(Component data from apps and pages)

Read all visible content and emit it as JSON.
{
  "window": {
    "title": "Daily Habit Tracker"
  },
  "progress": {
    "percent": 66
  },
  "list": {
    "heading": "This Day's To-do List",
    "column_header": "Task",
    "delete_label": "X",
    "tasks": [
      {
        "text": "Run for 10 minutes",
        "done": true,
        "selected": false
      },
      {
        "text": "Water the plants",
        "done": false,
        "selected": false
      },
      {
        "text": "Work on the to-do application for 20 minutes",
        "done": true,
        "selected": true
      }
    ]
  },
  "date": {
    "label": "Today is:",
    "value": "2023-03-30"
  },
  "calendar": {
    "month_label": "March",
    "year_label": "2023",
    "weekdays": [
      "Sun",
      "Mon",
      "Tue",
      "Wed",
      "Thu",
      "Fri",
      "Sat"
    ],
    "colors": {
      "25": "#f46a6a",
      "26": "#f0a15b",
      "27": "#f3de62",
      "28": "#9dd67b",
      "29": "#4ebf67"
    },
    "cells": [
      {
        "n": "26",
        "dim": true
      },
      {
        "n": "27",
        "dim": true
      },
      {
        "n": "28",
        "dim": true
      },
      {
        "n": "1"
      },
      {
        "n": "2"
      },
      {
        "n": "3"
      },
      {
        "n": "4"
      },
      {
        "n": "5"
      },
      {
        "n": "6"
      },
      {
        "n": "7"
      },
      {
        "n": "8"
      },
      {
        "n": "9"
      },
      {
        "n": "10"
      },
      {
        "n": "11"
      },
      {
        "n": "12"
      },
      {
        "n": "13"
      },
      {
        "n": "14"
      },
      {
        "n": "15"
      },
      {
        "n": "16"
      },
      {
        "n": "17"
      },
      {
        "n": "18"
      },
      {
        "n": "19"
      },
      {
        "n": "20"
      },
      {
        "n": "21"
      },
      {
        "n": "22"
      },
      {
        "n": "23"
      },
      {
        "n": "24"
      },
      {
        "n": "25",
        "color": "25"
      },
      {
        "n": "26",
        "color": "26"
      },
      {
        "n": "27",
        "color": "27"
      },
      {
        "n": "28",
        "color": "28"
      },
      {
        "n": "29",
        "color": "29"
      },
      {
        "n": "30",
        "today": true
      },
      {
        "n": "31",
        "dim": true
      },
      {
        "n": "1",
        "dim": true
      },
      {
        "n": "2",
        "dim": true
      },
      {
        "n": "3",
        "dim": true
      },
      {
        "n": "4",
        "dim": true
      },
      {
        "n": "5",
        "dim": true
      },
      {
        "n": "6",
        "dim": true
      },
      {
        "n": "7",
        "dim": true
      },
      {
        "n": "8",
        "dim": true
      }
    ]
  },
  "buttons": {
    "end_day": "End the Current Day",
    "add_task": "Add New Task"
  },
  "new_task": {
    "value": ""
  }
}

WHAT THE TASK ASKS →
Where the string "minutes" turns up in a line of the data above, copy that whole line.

RESULT OF THE EXERCISE →
        "text": "Run for 10 minutes",
        "text": "Work on the to-do application for 20 minutes",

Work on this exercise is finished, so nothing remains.